We Should Charge Them By The Hour: Therapy Masquerading As Art
We all know the first rule of storytelling is to write what you know. This is excellent advice, particularly for novice artists who are trying to get a grip on their craft. Some of the best work of all time is transparently autobiographical (Dickens, Hemingway, Woody Allen). But there’s a difference between putting yourself into your work and letting your sad unresolved issues seep into everything you do. (One of my favorite Woody Allen films is the decidedly un-autobiographical Match Point.) This particular exercise is more than picking out a theme in an auteur’s work, it’s picking out some damage that they appear to be working through. This doesn’t always have to be the case, folks. Each Coen Brothers film is challenging and different. These fellows, however? These guys need help. Counseling. Group. Meds. Something.
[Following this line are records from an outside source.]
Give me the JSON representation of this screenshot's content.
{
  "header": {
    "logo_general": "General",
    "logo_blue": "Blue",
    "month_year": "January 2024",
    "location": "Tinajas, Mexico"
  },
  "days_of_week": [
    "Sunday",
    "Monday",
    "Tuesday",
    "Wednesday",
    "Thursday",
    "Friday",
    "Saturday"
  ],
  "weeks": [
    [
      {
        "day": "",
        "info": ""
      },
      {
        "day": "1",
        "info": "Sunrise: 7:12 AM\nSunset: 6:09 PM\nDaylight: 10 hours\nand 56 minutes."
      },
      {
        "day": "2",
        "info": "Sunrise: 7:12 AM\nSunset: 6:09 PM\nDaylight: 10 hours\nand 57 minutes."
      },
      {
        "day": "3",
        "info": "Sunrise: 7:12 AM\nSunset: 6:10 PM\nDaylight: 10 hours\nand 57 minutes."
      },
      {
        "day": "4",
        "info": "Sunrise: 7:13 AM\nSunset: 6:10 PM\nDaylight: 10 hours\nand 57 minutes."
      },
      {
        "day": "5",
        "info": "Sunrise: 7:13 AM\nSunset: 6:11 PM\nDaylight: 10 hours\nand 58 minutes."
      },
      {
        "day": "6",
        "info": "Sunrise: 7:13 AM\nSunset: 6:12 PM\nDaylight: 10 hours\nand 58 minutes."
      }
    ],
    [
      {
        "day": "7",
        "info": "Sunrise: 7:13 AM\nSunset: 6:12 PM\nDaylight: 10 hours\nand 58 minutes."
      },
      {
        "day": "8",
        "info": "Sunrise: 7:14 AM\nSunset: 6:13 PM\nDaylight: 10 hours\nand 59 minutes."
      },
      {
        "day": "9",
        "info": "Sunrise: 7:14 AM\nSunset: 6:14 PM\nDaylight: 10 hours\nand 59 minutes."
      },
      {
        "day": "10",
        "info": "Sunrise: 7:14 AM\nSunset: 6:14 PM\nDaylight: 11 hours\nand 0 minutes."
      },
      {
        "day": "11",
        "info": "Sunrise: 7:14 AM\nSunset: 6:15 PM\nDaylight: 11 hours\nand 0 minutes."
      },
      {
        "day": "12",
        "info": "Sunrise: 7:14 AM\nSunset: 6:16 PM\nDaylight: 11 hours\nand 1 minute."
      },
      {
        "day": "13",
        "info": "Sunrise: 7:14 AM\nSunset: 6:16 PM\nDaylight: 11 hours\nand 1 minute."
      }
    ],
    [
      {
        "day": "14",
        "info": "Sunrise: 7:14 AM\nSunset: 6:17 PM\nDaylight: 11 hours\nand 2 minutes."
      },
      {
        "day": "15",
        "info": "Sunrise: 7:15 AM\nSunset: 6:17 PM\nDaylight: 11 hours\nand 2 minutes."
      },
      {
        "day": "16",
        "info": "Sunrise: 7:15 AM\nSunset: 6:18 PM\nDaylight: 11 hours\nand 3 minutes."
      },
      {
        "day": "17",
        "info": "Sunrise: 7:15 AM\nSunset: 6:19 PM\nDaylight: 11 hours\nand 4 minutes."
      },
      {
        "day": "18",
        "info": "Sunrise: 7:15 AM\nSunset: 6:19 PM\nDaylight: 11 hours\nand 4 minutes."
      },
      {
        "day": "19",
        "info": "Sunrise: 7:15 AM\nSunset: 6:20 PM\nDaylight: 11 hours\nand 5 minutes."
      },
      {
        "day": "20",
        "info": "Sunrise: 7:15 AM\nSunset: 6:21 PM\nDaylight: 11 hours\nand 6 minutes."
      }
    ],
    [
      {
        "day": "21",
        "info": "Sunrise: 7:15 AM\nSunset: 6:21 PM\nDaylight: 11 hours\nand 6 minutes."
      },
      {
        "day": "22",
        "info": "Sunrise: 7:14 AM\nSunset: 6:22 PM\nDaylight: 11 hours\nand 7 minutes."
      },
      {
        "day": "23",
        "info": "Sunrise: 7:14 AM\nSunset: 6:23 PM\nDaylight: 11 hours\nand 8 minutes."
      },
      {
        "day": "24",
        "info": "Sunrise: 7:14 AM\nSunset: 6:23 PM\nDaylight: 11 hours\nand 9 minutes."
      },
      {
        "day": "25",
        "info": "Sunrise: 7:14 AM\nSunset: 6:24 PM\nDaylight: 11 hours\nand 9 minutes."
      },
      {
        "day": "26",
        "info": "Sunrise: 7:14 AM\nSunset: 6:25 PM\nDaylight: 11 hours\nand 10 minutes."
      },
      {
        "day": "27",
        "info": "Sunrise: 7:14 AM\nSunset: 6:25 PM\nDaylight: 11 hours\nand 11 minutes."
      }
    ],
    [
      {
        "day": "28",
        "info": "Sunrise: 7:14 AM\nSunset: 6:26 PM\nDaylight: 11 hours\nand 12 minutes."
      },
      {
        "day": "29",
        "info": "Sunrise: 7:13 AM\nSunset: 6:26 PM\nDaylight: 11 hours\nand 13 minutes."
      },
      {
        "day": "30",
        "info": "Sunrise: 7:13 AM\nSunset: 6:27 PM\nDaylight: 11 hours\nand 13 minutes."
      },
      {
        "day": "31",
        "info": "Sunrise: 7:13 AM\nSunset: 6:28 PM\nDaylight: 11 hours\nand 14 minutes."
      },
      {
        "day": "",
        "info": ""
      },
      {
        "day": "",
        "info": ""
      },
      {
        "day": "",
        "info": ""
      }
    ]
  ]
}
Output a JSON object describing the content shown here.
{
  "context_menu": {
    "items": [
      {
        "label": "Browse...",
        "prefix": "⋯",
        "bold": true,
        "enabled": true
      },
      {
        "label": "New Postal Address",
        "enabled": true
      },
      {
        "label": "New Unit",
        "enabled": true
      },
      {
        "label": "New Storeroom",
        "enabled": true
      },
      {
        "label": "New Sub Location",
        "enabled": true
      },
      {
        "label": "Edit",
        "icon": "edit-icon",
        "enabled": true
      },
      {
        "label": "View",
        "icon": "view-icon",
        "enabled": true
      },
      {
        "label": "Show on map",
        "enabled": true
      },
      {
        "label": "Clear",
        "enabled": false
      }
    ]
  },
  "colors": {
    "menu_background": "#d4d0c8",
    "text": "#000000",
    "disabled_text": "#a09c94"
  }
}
Judd Apatow—Peter Pan Syndrome: Judd Apatow seems to have his fingerprints on almost everything these days. But we can’t really assign a lot of meaning to producer credits. Writing credits, however? That’s telling. Apatow garnered a lot of acclaim for his work writing on “The Larry Sanders Show,” but his work on “Freaks and Geeks” was pure genius. The emotional maturity on that magnificent show (about teenagers in the early 80’s) has, however, been Apatow’s wheelhouse ever since. The lovable but childish characters that populate The 40 Year Old Virgin, Knocked Up, Pineapple Express, and Funny People (not even lovable in this last case) make me wonder what Apatow has against adulthood. Here’s hoping his next project, This Is Forty, reveals some growth.
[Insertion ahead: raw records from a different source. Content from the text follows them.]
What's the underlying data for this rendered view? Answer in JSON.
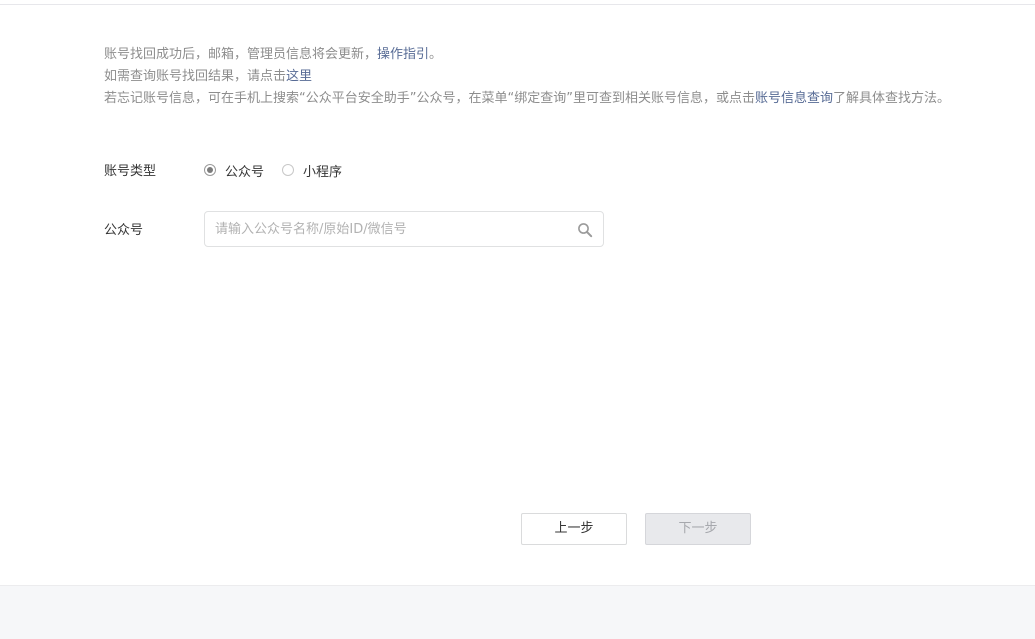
{
  "notice": {
    "line1_text": "账号找回成功后，邮箱，管理员信息将会更新，",
    "line1_link": "操作指引",
    "line1_suffix": "。",
    "line2_text": "如需查询账号找回结果，请点击",
    "line2_link": "这里",
    "line3_text": "若忘记账号信息，可在手机上搜索“公众平台安全助手”公众号，在菜单“绑定查询”里可查到相关账号信息，或点击",
    "line3_link": "账号信息查询",
    "line3_suffix": "了解具体查找方法。"
  },
  "form": {
    "type_label": "账号类型",
    "type_options": [
      {
        "label": "公众号",
        "selected": true
      },
      {
        "label": "小程序",
        "selected": false
      }
    ],
    "account_label": "公众号",
    "search_placeholder": "请输入公众号名称/原始ID/微信号",
    "search_value": "",
    "search_icon": "search-icon"
  },
  "buttons": {
    "prev_label": "上一步",
    "next_label": "下一步",
    "next_disabled": true
  },
  "colors": {
    "link": "#576b95",
    "muted_text": "#8d8d8d",
    "text": "#353535"
  }
}
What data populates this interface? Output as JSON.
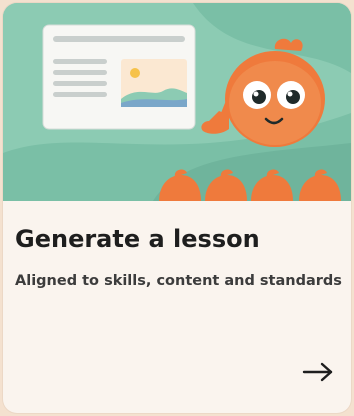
{
  "card": {
    "title": "Generate a lesson",
    "subtitle": "Aligned to skills, content and standards",
    "action_icon": "arrow-right-icon"
  },
  "colors": {
    "illustration_bg": "#8ccbb3",
    "illustration_band": "#6fb49c",
    "mascot": "#ef7a3c",
    "card_bg": "#faf4ee",
    "page_bg": "#f4e1cf"
  }
}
Joss Whedon—Psychopathy: Because Joss has a tremendous gift when it comes to writing warm, funny, relatable characters, you might cock your eyebrow at this one. But Joss is also incapable of allowing a couple a happy ever after. He delights in ripping them apart, often by ruthlessly murdering one half. If you haven’t seen the complete Joss canon, then feel free to skip the following parenthetical. (Jenny & Giles, Buffy & Angel, Buffy & Spike,Tara & Willow, Oz & Willow, Cordelia & Xander, Xander & Anya, Cordelia & Doyle, Cordelia & Angel, Fred & Gunn, Fred & Wesley, Topher & Bennett, Ballard & Echo, Zoë & Wash, Penny & Dr. Horrible). Joss, buddy, we’re worried.
Zack Snyder—Misogyny: I’ve talked about this before. It was controversial. If you don’t agree that Snyder hates women, perhaps you will agree that choosing to direct three films that have rape as a major plot point (300, Watchman, Sucker Punch) is distressing. Seek help, Snyder. I beg of you.
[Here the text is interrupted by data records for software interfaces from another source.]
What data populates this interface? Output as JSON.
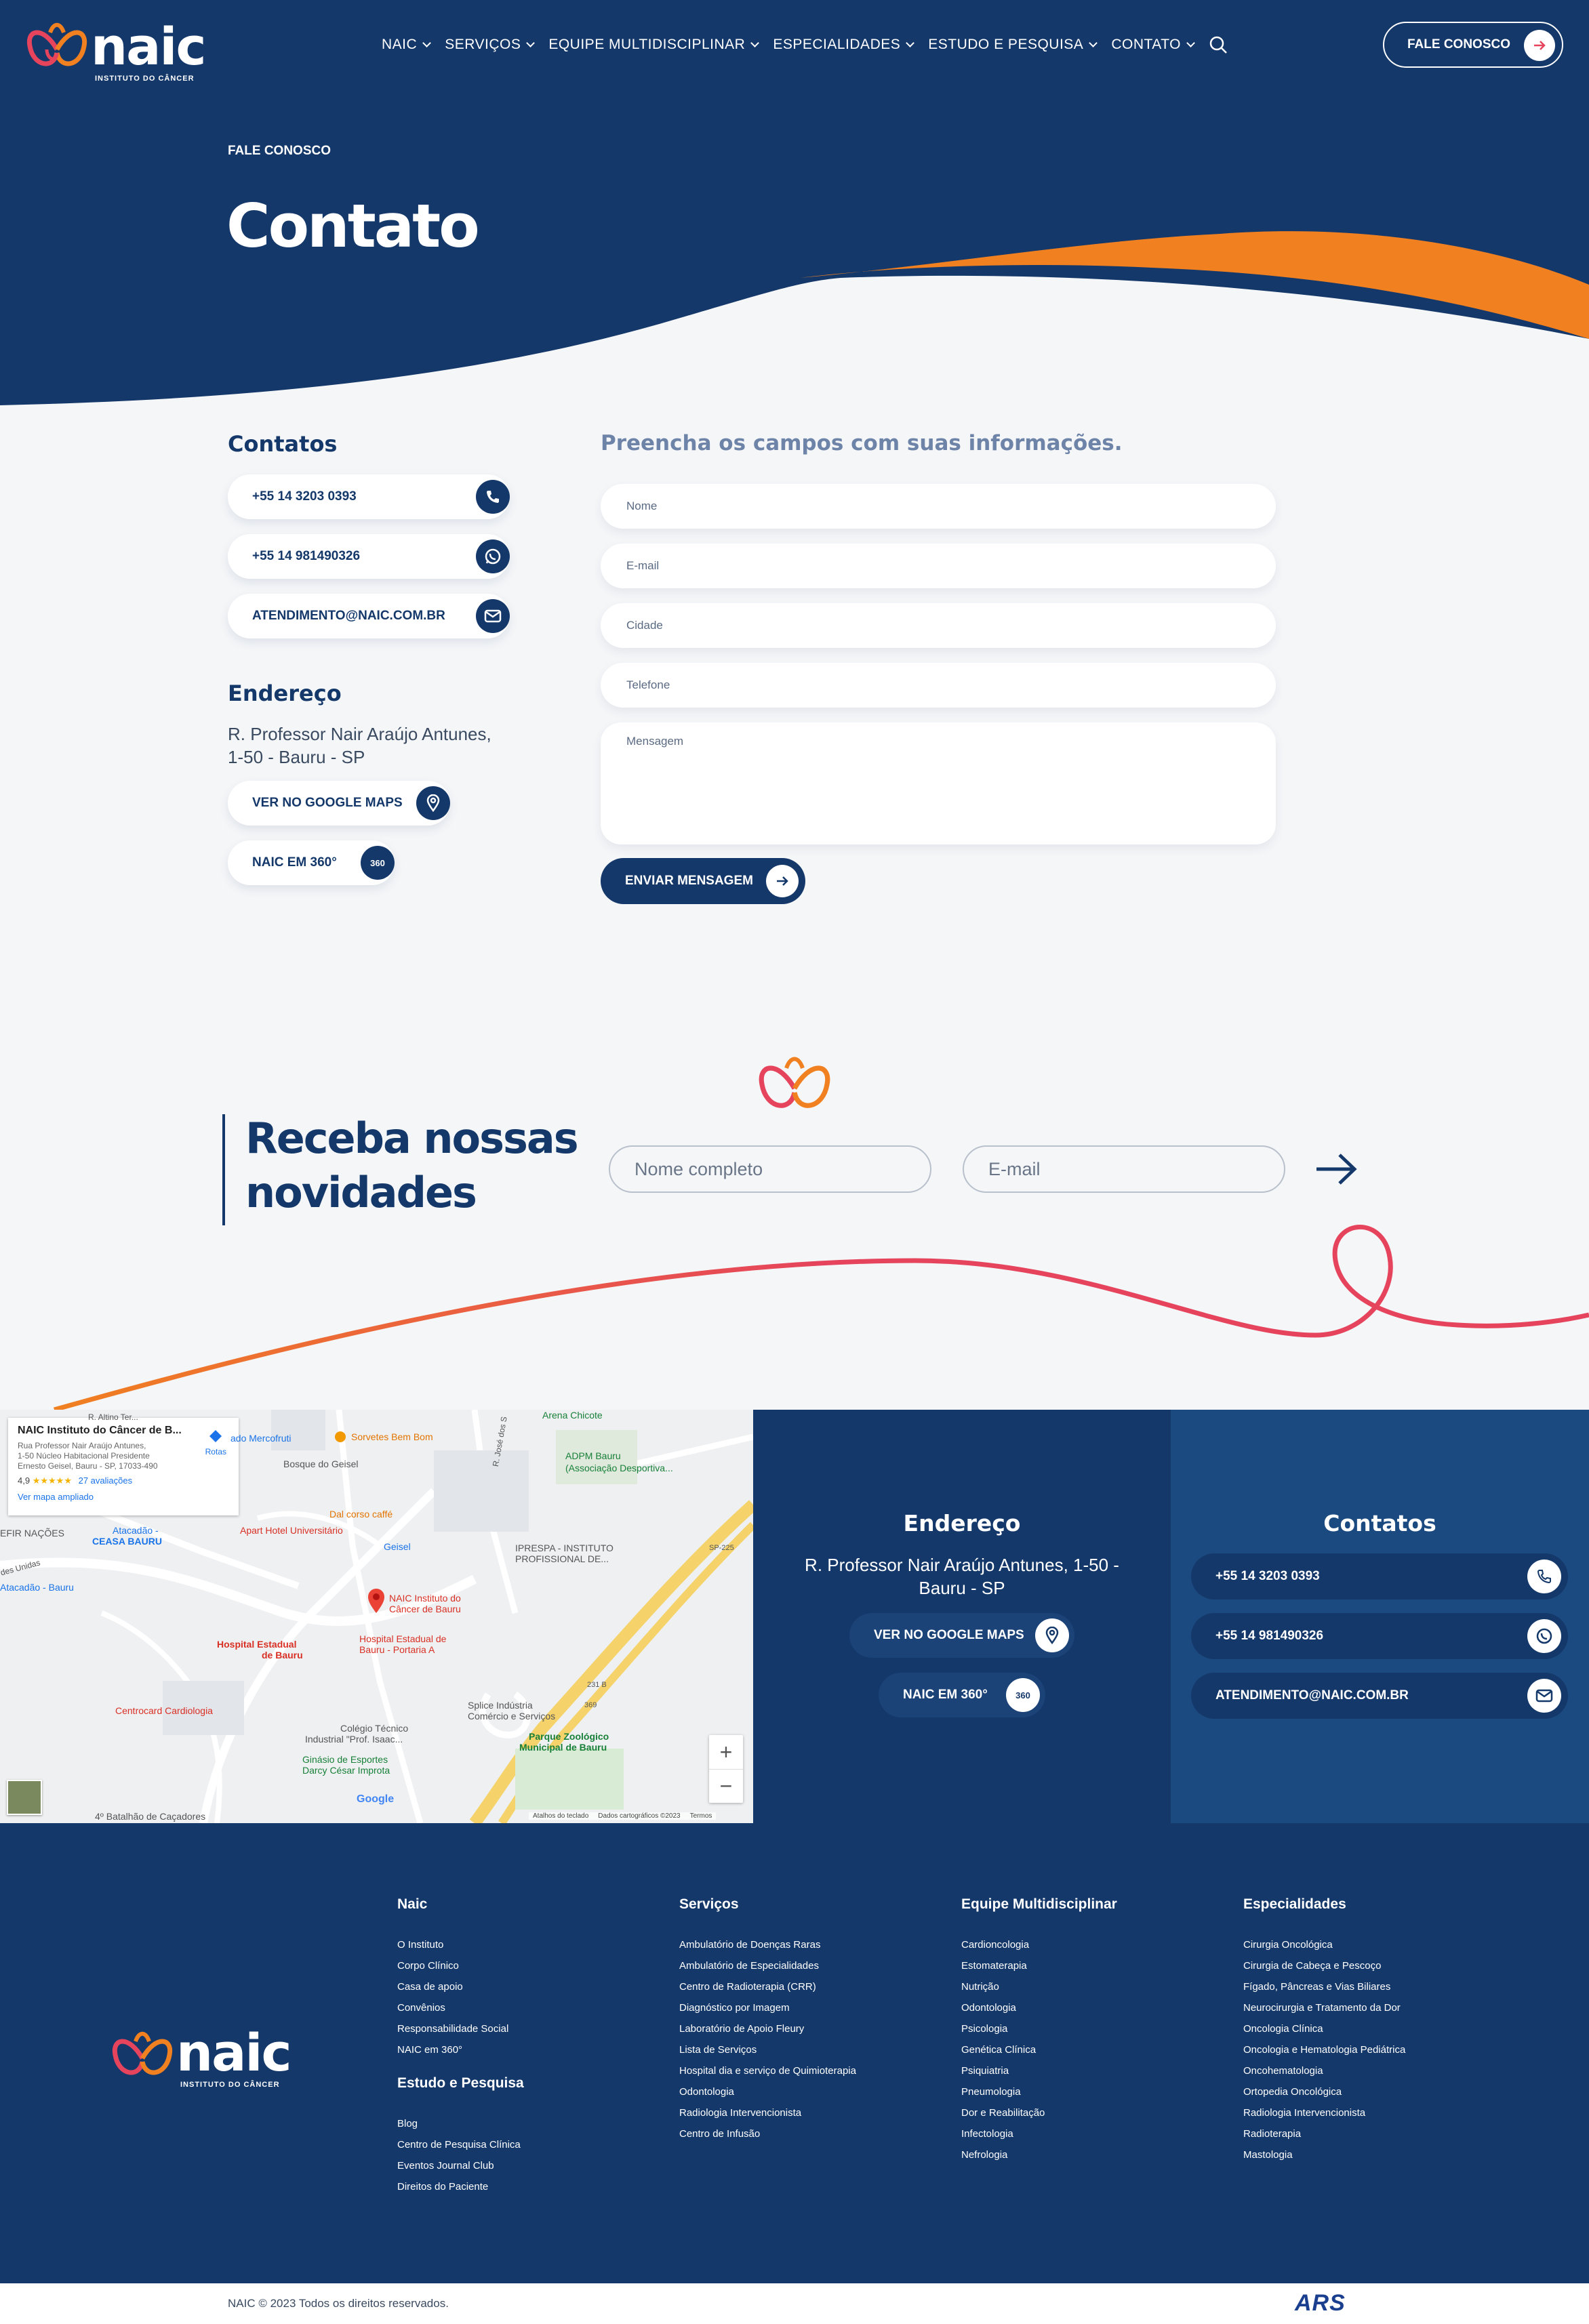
{
  "brand": {
    "name": "naic",
    "tagline": "INSTITUTO DO CÂNCER"
  },
  "nav": {
    "items": [
      {
        "label": "NAIC"
      },
      {
        "label": "SERVIÇOS"
      },
      {
        "label": "EQUIPE MULTIDISCIPLINAR"
      },
      {
        "label": "ESPECIALIDADES"
      },
      {
        "label": "ESTUDO E PESQUISA"
      },
      {
        "label": "CONTATO"
      }
    ],
    "cta_label": "FALE CONOSCO"
  },
  "hero": {
    "eyebrow": "FALE CONOSCO",
    "title": "Contato"
  },
  "contacts": {
    "title": "Contatos",
    "phone": "+55 14 3203 0393",
    "whatsapp": "+55 14 981490326",
    "email": "ATENDIMENTO@NAIC.COM.BR"
  },
  "address": {
    "title": "Endereço",
    "line1": "R. Professor Nair Araújo Antunes,",
    "line2": "1-50 - Bauru - SP",
    "maps_label": "VER NO GOOGLE MAPS",
    "tour_label": "NAIC EM 360°"
  },
  "form": {
    "title": "Preencha os campos com suas informações.",
    "name_placeholder": "Nome",
    "email_placeholder": "E-mail",
    "city_placeholder": "Cidade",
    "phone_placeholder": "Telefone",
    "message_placeholder": "Mensagem",
    "submit_label": "ENVIAR MENSAGEM"
  },
  "newsletter": {
    "title_line1": "Receba nossas",
    "title_line2": "novidades",
    "name_placeholder": "Nome completo",
    "email_placeholder": "E-mail"
  },
  "map": {
    "card_title": "NAIC Instituto do Câncer de B...",
    "card_address_1": "Rua Professor Nair Araújo Antunes,",
    "card_address_2": "1-50 Núcleo Habitacional Presidente",
    "card_address_3": "Ernesto Geisel, Bauru - SP, 17033-490",
    "rating": "4,9",
    "stars": "★★★★★",
    "reviews": "27 avaliações",
    "enlarge": "Ver mapa ampliado",
    "routes": "Rotas",
    "attribution": "Google",
    "footer_links": [
      "Atalhos do teclado",
      "Dados cartográficos ©2023",
      "Termos"
    ],
    "zoom_in": "+",
    "zoom_out": "−",
    "places": {
      "sorvetes": "Sorvetes Bem Bom",
      "mercofruti": "ado Mercofruti",
      "bosque": "Bosque do Geisel",
      "arena": "Arena Chicote",
      "adpm1": "ADPM Bauru",
      "adpm2": "(Associação Desportiva...",
      "dalcorso": "Dal corso caffé",
      "apart": "Apart Hotel Universitário",
      "geisel": "Geisel",
      "iprespa1": "IPRESPA - INSTITUTO",
      "iprespa2": "PROFISSIONAL DE...",
      "naic1": "NAIC Instituto do",
      "naic2": "Câncer de Bauru",
      "atacadao1": "Atacadão -",
      "atacadao2": "CEASA BAURU",
      "atacadao3": "Atacadão - Bauru",
      "nacoes": "EFIR NAÇÕES",
      "unidas": "des Unidas",
      "hosp1a": "Hospital Estadual",
      "hosp1b": "de Bauru",
      "hosp2a": "Hospital Estadual de",
      "hosp2b": "Bauru - Portaria A",
      "centrocard": "Centrocard Cardiologia",
      "splice1": "Splice Indústria",
      "splice2": "Comércio e Serviços",
      "colegio1": "Colégio Técnico",
      "colegio2": "Industrial \"Prof. Isaac...",
      "zoo1": "Parque Zoológico",
      "zoo2": "Municipal de Bauru",
      "ginasio1": "Ginásio de Esportes",
      "ginasio2": "Darcy César Improta",
      "batalhao": "4º Batalhão de Caçadores",
      "altino": "R. Altino Ter...",
      "rjose": "R. José dos S",
      "sp225": "SP-225",
      "r231": "231 B",
      "r369": "369"
    }
  },
  "footer_info": {
    "address_title": "Endereço",
    "address_line1": "R. Professor Nair Araújo Antunes, 1-50 -",
    "address_line2": "Bauru - SP",
    "maps_label": "VER NO GOOGLE MAPS",
    "tour_label": "NAIC EM 360°",
    "contacts_title": "Contatos",
    "phone": "+55 14 3203 0393",
    "whatsapp": "+55 14 981490326",
    "email": "ATENDIMENTO@NAIC.COM.BR"
  },
  "footer": {
    "col1": {
      "title": "Naic",
      "items": [
        "O Instituto",
        "Corpo Clínico",
        "Casa de apoio",
        "Convênios",
        "Responsabilidade Social",
        "NAIC em 360°"
      ]
    },
    "col1b": {
      "title": "Estudo e Pesquisa",
      "items": [
        "Blog",
        "Centro de Pesquisa Clínica",
        "Eventos Journal Club",
        "Direitos do Paciente"
      ]
    },
    "col2": {
      "title": "Serviços",
      "items": [
        "Ambulatório de Doenças Raras",
        "Ambulatório de Especialidades",
        "Centro de Radioterapia (CRR)",
        "Diagnóstico por Imagem",
        "Laboratório de Apoio Fleury",
        "Lista de Serviços",
        "Hospital dia e serviço de Quimioterapia",
        "Odontologia",
        "Radiologia Intervencionista",
        "Centro de Infusão"
      ]
    },
    "col3": {
      "title": "Equipe Multidisciplinar",
      "items": [
        "Cardioncologia",
        "Estomaterapia",
        "Nutrição",
        "Odontologia",
        "Psicologia",
        "Genética Clínica",
        "Psiquiatria",
        "Pneumologia",
        "Dor e Reabilitação",
        "Infectologia",
        "Nefrologia"
      ]
    },
    "col4": {
      "title": "Especialidades",
      "items": [
        "Cirurgia Oncológica",
        "Cirurgia de Cabeça e Pescoço",
        "Fígado, Pâncreas e Vias Biliares",
        "Neurocirurgia e Tratamento da Dor",
        "Oncologia Clínica",
        "Oncologia e Hematologia Pediátrica",
        "Oncohematologia",
        "Ortopedia Oncológica",
        "Radiologia Intervencionista",
        "Radioterapia",
        "Mastologia"
      ]
    },
    "copyright": "NAIC © 2023 Todos os direitos reservados.",
    "agency": "ARS"
  },
  "colors": {
    "navy": "#14386a",
    "orange": "#f08020",
    "pink": "#e5445c",
    "bg": "#f5f6f8"
  }
}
JJ Abrams—Daddy Issues: In addition to his serious addiction to lens flare, Abrams has an exceedingly obvious fascination with “bad fathers.” This theme is at the center of nearly every single project (“Felicity,” “Alias,” “Lost” [sweet sassy molassy, “Lost”], “Fringe,” Super 8, and even Star Trek). In Super 8 Abrams cast Kyle Chandler who for years has been playing father-figure to every damaged boy in West Dillon on “Friday Night Lights” as the cold and emotionally unavailable father. That’s some twisted casting. JJ, my dear, what on earth did your father do to you?
Quentin Tarantino—Foot Fetish: Just kidding, Quentin, you rock on with your love of feet. I think it’s kind of adorable. I don’t mind at all when director’s push their sexual predilections on us.
Tyler Perry—Fecalphilia: Except for this sh*t. This needs to stop.